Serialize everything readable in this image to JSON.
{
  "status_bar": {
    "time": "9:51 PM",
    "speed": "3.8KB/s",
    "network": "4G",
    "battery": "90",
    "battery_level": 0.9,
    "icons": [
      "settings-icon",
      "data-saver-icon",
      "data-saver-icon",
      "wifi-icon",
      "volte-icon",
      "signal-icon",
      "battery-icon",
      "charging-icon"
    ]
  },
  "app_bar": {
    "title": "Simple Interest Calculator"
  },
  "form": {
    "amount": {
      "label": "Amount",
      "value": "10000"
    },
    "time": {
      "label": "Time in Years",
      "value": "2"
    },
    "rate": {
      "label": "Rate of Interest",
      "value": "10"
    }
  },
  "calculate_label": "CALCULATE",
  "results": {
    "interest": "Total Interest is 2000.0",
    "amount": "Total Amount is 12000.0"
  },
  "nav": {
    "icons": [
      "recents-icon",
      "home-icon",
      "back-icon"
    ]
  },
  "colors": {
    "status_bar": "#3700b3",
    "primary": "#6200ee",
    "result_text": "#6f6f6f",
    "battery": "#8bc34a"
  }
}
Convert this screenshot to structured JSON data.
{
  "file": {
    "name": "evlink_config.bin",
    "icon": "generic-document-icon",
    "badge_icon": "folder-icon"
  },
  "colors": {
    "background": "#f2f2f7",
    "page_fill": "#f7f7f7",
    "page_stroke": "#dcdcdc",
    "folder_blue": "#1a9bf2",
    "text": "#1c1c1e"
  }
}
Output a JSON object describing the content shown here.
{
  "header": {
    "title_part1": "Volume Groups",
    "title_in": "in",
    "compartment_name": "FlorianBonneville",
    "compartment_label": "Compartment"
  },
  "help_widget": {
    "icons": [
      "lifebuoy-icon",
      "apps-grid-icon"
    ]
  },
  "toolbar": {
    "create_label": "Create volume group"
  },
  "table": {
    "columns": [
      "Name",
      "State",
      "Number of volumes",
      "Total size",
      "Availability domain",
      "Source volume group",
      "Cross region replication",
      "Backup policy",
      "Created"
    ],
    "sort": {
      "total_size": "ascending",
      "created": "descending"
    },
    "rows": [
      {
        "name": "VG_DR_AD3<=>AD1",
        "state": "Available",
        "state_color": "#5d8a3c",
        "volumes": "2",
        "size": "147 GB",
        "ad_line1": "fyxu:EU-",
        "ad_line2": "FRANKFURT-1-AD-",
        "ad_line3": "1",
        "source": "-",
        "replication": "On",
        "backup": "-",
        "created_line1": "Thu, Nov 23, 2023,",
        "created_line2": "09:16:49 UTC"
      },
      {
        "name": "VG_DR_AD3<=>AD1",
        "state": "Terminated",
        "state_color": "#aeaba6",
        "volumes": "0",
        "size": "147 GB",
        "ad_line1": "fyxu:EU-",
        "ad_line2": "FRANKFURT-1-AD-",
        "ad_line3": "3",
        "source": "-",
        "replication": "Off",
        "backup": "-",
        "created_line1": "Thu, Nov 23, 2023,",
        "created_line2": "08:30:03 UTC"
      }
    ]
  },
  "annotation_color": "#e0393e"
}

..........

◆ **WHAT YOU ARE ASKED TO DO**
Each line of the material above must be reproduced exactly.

◆ **OUTPUT OF THE TASK**
Serialize everything readable in this image to JSON.
{
  "status_bar": {
    "time": "9:51 PM",
    "speed": "3.8KB/s",
    "network": "4G",
    "battery": "90",
    "battery_level": 0.9,
    "icons": [
      "settings-icon",
      "data-saver-icon",
      "data-saver-icon",
      "wifi-icon",
      "volte-icon",
      "signal-icon",
      "battery-icon",
      "charging-icon"
    ]
  },
  "app_bar": {
    "title": "Simple Interest Calculator"
  },
  "form": {
    "amount": {
      "label": "Amount",
      "value": "10000"
    },
    "time": {
      "label": "Time in Years",
      "value": "2"
    },
    "rate": {
      "label": "Rate of Interest",
      "value": "10"
    }
  },
  "calculate_label": "CALCULATE",
  "results": {
    "interest": "Total Interest is 2000.0",
    "amount": "Total Amount is 12000.0"
  },
  "nav": {
    "icons": [
      "recents-icon",
      "home-icon",
      "back-icon"
    ]
  },
  "colors": {
    "status_bar": "#3700b3",
    "primary": "#6200ee",
    "result_text": "#6f6f6f",
    "battery": "#8bc34a"
  }
}
Convert this screenshot to structured JSON data.
{
  "file": {
    "name": "evlink_config.bin",
    "icon": "generic-document-icon",
    "badge_icon": "folder-icon"
  },
  "colors": {
    "background": "#f2f2f7",
    "page_fill": "#f7f7f7",
    "page_stroke": "#dcdcdc",
    "folder_blue": "#1a9bf2",
    "text": "#1c1c1e"
  }
}
Output a JSON object describing the content shown here.
{
  "header": {
    "title_part1": "Volume Groups",
    "title_in": "in",
    "compartment_name": "FlorianBonneville",
    "compartment_label": "Compartment"
  },
  "help_widget": {
    "icons": [
      "lifebuoy-icon",
      "apps-grid-icon"
    ]
  },
  "toolbar": {
    "create_label": "Create volume group"
  },
  "table": {
    "columns": [
      "Name",
      "State",
      "Number of volumes",
      "Total size",
      "Availability domain",
      "Source volume group",
      "Cross region replication",
      "Backup policy",
      "Created"
    ],
    "sort": {
      "total_size": "ascending",
      "created": "descending"
    },
    "rows": [
      {
        "name": "VG_DR_AD3<=>AD1",
        "state": "Available",
        "state_color": "#5d8a3c",
        "volumes": "2",
        "size": "147 GB",
        "ad_line1": "fyxu:EU-",
        "ad_line2": "FRANKFURT-1-AD-",
        "ad_line3": "1",
        "source": "-",
        "replication": "On",
        "backup": "-",
        "created_line1": "Thu, Nov 23, 2023,",
        "created_line2": "09:16:49 UTC"
      },
      {
        "name": "VG_DR_AD3<=>AD1",
        "state": "Terminated",
        "state_color": "#aeaba6",
        "volumes": "0",
        "size": "147 GB",
        "ad_line1": "fyxu:EU-",
        "ad_line2": "FRANKFURT-1-AD-",
        "ad_line3": "3",
        "source": "-",
        "replication": "Off",
        "backup": "-",
        "created_line1": "Thu, Nov 23, 2023,",
        "created_line2": "08:30:03 UTC"
      }
    ]
  },
  "annotation_color": "#e0393e"
}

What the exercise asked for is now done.